Armadillos have been synonymous with images of Texas and parts of the South for many years, often as road kill on the side of desert highways. But, the unusual looking mammals are packing up their armored shells and heading north to try their luck in some new territory and crossing some different highways. They have already made it as far as parts of Illinois, Indiana, Kansas and Missouri – one tiny step at a time. Scientists say that if the northern migration continues, armadillos may end up making it as far north as Maryland, Virginia, Washington, D.C. and parts of New Jersey.

I wish them luck on the journey. The more the merrier. I think it would be cool to have armadillos hanging out as the newest addition to area wildlife on the east coast, despite stories of them digging up backyards and gardens looking for food. So, the next time you are sitting in traffic on your commute to work in Washington, D.C. and an armadillo crosses your path… you aren’t seeing things. The armadillos have arrived.

Mitchell Schmale is Vice President of Maroon PR.  Contact him at

Monday, October 3, 2011

: ) Happy Birthday Smiley Face ; )

By Kristen Seabolt

A colon, a hyphen and a bracket...who would have thought : - ) could start an emotive phenomenon?

Twenty-nine years ago in 1982, Scott Fahlman, a computer scientist at Carnegie Mellon University, first proposed these three characters as a way to convey emotion using text. His logic behind it was simple – Typing lacks body language and tone of voice, so if someone types a sarcastic remark or joke, people fail to understand its meaning.

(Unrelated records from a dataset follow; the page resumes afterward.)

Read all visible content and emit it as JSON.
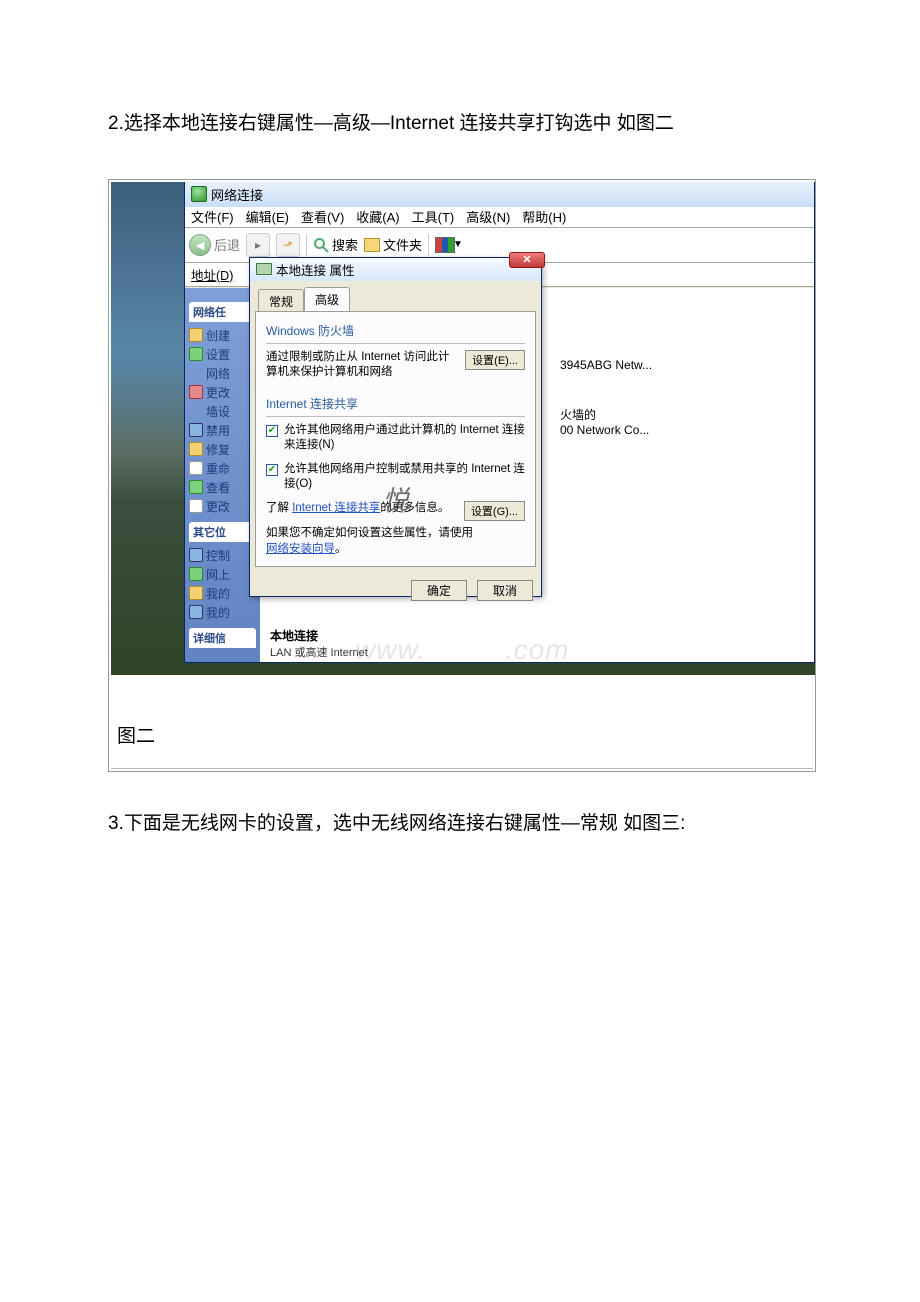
{
  "steps": {
    "s2": "2.选择本地连接右键属性—高级—Internet 连接共享打钩选中 如图二",
    "s3": "3.下面是无线网卡的设置，选中无线网络连接右键属性—常规 如图三:"
  },
  "figure_label": "图二",
  "nc_window": {
    "title": "网络连接",
    "menu": {
      "file": "文件(F)",
      "edit": "编辑(E)",
      "view": "查看(V)",
      "fav": "收藏(A)",
      "tools": "工具(T)",
      "adv": "高级(N)",
      "help": "帮助(H)"
    },
    "toolbar": {
      "back": "后退",
      "search": "搜索",
      "folders": "文件夹"
    },
    "address_label": "地址(D)",
    "left": {
      "sec_tasks": "网络任",
      "t1": "创建",
      "t2": "设置",
      "t2b": "网络",
      "t3": "更改",
      "t3b": "墙设",
      "t4": "禁用",
      "t5": "修复",
      "t6": "重命",
      "t7": "查看",
      "t8": "更改",
      "sec_other": "其它位",
      "o1": "控制",
      "o2": "网上",
      "o3": "我的",
      "o4": "我的",
      "sec_detail": "详细信"
    },
    "content": {
      "item1a": "3945ABG Netw...",
      "item2a": "火墙的",
      "item2b": "00 Network Co...",
      "sel_title": "本地连接",
      "sel_sub": "LAN 或高速 Internet"
    }
  },
  "dialog": {
    "title": "本地连接 属性",
    "tabs": {
      "general": "常规",
      "advanced": "高级"
    },
    "firewall": {
      "title": "Windows 防火墙",
      "desc": "通过限制或防止从 Internet 访问此计算机来保护计算机和网络",
      "btn": "设置(E)..."
    },
    "ics": {
      "title": "Internet 连接共享",
      "chk1": "允许其他网络用户通过此计算机的 Internet 连接来连接(N)",
      "chk2": "允许其他网络用户控制或禁用共享的 Internet 连接(O)",
      "more_pre": "了解 ",
      "more_link": "Internet 连接共享",
      "more_post": "的更多信息。",
      "btn": "设置(G)..."
    },
    "hint_pre": "如果您不确定如何设置这些属性，请使用",
    "hint_link": "网络安装向导",
    "hint_post": "。",
    "ok": "确定",
    "cancel": "取消",
    "close_tip": "关闭"
  },
  "watermark": "悦"
}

However, even though Fahlman is credited with proposing the first emoticon, it is no secret that using symbols to convey emotion were used long before the 80's. In 1862, more than 100 years earlier, a speech by President Abraham Lincoln appeared in The New York Times, and within the transcript was the symbol ; ) (coincidental typo or not?). Furthermore, the bright yellow smiley face we have grown to love came about in 1963, when a freelance artist Harvey Ball designed it for a button to boost company morale.

Since then, much like computers, emoticons have grown to become more than a simple : - ) and : - ( . Hundreds of characters and codes have been created to express emotions and objects, ranging from love, shock and greed, to pigs, cows and monkeys. Back in 2007, Yahoo! Messenger released a survey which showed that 82 percent of users at the time used emoticons on a daily basis, and 61 percent said they felt they best expressed themselves in instant messaging using these symbols.

However, in our fast-paced and ever-growing digital age, are elaborate and detailed emoticons losing steam and popularity? Today, the iPhone text message does not automatically support emoticon graphics, and Gmail’s Gchat default emoticon settings are text-based with simple animation. Are the days of ô¿ô behind us (yes, I remember that code from my days of AOL IM)?

But, if you are one of those who can’t get enough smiles and smiley faces, this Friday is World Smile Day, which is celebrated every year on the first Friday of October. Be sure to show off your smiley pride in your Facebook, Twitter, LinkedIn, MySpace, Gchat and blog worlds : )

Kristen Seabolt is an Associate Account Executive at Maroon PR.  Contact her at